> ACTION ITEM: In the records that follow, find each line with the word "JSON" and copy it.

------------

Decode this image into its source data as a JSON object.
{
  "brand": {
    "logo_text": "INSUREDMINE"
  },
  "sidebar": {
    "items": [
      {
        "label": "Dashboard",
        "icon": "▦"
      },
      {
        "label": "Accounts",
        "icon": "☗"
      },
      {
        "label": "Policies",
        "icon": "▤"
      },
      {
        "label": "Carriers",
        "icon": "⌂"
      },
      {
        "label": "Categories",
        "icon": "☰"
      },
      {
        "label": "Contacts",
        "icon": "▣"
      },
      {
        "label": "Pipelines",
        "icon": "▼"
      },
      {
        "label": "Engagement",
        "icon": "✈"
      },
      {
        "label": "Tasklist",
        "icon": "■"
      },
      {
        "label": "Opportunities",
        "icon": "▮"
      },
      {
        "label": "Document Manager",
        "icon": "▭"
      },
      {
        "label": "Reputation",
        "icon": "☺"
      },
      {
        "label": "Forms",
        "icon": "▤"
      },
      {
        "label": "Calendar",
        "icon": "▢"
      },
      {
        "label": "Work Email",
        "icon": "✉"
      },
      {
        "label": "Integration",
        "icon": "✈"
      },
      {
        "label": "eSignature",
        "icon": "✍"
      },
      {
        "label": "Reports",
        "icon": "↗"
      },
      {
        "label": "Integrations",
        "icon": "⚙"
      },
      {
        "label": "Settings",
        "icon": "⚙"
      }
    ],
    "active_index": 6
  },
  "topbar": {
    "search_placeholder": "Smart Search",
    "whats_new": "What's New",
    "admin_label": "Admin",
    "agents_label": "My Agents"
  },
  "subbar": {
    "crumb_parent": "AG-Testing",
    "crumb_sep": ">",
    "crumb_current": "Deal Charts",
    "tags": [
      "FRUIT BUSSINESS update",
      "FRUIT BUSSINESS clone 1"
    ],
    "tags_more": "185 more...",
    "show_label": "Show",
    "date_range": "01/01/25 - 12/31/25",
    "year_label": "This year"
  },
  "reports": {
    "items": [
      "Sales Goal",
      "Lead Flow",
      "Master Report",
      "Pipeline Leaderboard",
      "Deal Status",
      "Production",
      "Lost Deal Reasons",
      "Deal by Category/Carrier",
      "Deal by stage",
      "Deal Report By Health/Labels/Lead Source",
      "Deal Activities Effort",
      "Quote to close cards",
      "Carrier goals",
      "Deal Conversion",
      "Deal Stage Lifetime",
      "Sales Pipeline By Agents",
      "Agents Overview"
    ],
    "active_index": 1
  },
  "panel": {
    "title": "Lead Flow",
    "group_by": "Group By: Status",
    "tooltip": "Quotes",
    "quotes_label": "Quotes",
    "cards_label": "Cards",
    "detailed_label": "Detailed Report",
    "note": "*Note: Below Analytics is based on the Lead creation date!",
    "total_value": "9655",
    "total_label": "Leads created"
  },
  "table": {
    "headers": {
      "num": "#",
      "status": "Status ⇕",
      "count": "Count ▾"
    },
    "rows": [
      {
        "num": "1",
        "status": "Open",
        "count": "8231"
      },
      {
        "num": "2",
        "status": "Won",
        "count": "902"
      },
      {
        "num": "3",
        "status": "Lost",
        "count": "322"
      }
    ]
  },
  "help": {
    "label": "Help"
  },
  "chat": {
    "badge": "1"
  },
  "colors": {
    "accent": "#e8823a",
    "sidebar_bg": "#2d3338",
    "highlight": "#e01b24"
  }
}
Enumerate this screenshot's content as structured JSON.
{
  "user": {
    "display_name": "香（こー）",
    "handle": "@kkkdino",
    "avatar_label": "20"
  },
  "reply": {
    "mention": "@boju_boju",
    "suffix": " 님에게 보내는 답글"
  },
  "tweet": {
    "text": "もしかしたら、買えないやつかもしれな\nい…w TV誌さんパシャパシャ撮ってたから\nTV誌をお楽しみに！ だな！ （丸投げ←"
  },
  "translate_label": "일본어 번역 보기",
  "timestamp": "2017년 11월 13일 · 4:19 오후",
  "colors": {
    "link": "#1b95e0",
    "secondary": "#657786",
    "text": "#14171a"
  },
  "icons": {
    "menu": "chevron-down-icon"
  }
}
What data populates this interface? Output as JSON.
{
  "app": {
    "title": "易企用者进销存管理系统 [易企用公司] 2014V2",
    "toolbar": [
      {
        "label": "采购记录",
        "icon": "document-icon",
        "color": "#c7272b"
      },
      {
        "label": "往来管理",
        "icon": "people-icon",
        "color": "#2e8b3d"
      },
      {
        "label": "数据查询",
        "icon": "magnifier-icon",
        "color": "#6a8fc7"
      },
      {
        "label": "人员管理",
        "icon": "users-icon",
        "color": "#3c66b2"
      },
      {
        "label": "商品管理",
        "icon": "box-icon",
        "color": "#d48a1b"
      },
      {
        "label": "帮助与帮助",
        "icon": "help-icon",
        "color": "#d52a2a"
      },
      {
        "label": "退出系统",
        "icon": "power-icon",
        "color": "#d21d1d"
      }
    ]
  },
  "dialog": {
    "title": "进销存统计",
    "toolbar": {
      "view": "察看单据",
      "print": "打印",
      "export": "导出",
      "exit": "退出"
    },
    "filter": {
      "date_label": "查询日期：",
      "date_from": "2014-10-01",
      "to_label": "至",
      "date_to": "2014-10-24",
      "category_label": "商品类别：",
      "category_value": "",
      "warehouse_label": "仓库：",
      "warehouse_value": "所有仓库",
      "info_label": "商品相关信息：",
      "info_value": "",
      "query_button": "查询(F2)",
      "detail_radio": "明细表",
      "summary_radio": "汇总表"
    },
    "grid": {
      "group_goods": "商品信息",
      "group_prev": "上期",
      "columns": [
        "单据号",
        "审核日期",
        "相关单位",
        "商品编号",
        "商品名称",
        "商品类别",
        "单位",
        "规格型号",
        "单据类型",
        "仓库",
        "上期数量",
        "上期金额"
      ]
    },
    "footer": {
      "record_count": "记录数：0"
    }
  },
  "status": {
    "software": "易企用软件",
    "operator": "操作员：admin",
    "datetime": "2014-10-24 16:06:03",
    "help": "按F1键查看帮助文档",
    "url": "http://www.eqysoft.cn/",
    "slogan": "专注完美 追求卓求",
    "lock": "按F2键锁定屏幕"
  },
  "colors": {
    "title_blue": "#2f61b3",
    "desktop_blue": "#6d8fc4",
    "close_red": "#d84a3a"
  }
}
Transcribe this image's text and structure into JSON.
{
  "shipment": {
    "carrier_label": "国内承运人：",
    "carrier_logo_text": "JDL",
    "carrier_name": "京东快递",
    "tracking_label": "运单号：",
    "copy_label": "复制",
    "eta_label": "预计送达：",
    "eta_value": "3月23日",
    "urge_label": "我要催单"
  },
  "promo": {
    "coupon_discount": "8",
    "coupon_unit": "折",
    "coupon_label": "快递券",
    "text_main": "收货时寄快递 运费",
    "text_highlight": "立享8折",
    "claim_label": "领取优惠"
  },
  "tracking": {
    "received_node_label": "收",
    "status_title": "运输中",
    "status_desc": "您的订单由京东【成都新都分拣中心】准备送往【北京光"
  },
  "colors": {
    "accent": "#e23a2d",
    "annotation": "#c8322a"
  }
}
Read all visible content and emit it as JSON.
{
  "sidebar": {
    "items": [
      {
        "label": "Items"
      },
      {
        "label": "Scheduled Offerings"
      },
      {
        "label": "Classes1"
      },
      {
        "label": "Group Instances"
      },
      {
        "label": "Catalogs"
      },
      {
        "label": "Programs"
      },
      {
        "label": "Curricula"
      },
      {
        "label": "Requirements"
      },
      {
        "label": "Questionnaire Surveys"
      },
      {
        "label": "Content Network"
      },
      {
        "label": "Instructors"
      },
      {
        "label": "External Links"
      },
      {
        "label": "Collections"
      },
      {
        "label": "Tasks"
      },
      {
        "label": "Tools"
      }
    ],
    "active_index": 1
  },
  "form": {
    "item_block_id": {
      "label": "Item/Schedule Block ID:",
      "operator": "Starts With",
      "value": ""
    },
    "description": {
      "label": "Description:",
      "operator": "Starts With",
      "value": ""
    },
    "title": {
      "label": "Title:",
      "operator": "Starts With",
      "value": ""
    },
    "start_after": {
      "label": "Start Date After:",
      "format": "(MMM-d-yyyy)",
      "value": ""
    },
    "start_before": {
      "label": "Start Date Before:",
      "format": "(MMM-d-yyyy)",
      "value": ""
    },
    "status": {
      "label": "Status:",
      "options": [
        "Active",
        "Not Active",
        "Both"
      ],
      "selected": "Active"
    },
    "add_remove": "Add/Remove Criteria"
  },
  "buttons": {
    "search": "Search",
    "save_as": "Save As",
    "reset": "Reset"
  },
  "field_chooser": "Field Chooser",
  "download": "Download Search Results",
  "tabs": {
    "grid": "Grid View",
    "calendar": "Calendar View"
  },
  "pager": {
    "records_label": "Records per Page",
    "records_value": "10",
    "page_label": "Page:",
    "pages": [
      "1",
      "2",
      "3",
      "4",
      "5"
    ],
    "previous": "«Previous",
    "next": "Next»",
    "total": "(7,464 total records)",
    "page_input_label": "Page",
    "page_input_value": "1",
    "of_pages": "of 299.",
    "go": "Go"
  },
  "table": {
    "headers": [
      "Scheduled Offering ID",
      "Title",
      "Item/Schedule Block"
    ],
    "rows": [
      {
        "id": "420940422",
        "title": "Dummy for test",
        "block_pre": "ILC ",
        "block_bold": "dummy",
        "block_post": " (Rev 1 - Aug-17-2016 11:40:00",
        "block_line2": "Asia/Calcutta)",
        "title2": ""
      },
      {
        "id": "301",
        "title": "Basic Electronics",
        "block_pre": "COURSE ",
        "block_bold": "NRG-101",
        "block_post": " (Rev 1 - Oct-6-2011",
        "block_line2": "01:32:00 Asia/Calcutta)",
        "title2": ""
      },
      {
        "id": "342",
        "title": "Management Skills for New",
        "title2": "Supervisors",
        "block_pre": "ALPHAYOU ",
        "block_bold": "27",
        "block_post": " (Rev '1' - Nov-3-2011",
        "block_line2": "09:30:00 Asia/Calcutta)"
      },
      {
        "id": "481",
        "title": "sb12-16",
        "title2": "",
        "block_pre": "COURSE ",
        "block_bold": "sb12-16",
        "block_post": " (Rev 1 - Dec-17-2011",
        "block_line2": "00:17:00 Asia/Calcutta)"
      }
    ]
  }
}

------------

> REPLY TO THE TASK:
Decode this image into its source data as a JSON object.
Enumerate this screenshot's content as structured JSON.
What data populates this interface? Output as JSON.
Transcribe this image's text and structure into JSON.
Read all visible content and emit it as JSON.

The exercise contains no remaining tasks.